Temple in Bell County, Texas — The American South (West South Central)
Cora Anderson Negro Hospital
The hospital was administered by a public advisory board comprised of an equal number of African American and white citizens. Final decisions were made by the Scott & White Board of Trustees. U. S. Senator Lyndon Baines Johnson served on the Scott & White Board of Trustees at this time and partook in the fundraising campaign.
Cora Woods Campbell Anderson, the largest individual donor to the campaign, was known community-wide for her commitment to helping out college students and families with financial issues and generously giving to the Negro Hospital Project. The Advisory Board unanimously agreed to name the facility after her.
Once the facility opened, Scott & White physicians provided care,
In late 1969, the Bell County Commissioners Court acquired the building. Now called the Cora Anderson Building of the Bell County Health District, the Public Health District runs the facility as an outpatient health clinic, though it preserves the building’s original mission of serving the poor and disenfranchised.
Erected 2015 by Texas Historical Commission. (Marker Number 18315.)
Topics and series. This historical marker is listed in these topic lists: African Americans • Science & Medicine. In addition, it is included in the Former U.S. Presidents: #36 Lyndon B. Johnson series list. A significant historical date for this entry is May 17, 1953.
Location. 31° 5.559′ N, 97° 20.878′ W. Marker is in Temple, Texas, in Bell County. Marker is on South 9th Street, 0 miles West Ave E, on the right when traveling north. Touch for map. Marker is at or near this postal address: 509 S 9th St, Temple TX 76504, United States of America. Touch for directions.
Other nearby markers. At least 8 other markers are within walking distance of this marker. Bernard Moore Temple (approx. ¼ mile away); Grace United Methodist Church (approx. 0.3 miles away); W. Goodrich Jones (approx. half a mile away); Pool of Tears Veterans MemorialSite of Organization of the Texas Forestry Association (approx. half a mile away); City of Temple (approx. half a mile away); Knob Creek Lodge No. 401 (approx. half a mile away); Temple Public Library (approx. 0.6 miles away). Touch for a list and map of all markers in Temple.
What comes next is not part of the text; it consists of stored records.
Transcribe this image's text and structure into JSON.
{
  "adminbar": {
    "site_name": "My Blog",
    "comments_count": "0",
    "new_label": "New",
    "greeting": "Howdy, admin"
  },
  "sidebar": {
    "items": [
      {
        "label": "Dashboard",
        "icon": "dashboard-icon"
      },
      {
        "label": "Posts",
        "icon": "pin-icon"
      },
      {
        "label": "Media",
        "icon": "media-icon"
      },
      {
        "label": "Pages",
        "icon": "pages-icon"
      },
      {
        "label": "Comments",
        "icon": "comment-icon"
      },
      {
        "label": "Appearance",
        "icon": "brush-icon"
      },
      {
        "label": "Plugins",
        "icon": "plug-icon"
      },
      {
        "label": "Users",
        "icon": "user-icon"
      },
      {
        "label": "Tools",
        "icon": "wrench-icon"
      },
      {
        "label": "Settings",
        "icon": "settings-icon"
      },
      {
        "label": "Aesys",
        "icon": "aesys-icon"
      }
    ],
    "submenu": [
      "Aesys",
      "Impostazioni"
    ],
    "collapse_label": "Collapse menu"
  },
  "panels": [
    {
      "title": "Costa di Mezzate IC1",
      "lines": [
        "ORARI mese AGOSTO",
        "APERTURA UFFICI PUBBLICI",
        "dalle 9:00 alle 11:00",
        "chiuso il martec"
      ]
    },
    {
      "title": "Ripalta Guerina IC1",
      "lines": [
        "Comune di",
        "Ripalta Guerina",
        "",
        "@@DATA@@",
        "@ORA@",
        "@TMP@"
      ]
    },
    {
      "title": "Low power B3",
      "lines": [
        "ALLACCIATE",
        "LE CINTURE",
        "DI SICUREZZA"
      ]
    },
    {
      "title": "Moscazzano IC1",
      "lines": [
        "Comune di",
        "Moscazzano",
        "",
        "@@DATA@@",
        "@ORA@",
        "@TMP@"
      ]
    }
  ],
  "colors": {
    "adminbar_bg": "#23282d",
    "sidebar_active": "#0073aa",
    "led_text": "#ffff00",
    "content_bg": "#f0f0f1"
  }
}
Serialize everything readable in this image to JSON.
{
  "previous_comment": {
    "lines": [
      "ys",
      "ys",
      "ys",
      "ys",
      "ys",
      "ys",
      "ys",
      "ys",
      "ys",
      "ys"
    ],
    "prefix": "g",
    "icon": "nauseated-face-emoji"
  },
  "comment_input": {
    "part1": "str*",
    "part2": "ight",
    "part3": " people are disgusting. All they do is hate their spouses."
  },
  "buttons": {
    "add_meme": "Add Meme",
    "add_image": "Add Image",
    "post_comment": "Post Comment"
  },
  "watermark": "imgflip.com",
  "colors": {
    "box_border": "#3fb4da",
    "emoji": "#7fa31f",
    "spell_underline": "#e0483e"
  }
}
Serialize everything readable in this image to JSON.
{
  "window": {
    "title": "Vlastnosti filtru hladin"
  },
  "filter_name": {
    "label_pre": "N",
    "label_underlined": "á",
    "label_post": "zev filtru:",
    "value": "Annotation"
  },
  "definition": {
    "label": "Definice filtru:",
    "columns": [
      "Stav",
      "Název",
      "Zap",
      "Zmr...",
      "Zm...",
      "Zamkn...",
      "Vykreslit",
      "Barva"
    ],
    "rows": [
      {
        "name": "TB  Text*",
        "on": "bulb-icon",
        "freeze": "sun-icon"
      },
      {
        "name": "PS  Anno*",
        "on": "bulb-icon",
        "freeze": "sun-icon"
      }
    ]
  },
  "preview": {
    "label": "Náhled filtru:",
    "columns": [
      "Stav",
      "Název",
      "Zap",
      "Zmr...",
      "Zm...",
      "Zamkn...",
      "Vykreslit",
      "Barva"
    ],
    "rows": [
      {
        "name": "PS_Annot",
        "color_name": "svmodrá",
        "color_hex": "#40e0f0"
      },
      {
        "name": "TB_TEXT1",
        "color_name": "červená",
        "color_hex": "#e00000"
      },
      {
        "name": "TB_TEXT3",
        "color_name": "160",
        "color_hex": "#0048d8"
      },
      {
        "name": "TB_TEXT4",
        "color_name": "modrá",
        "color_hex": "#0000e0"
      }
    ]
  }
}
Credits. This page was last revised on March 30, 2019. It was originally submitted on March 29, 2019, by Larry D. Moore of Del Valle, Texas. This page has been viewed 468 times since then and 143 times this year. Photos: 1, 2. submitted on March 29, 2019, by Larry D. Moore of Del Valle, Texas. • Andrew Ruppenstein was the editor who published this page.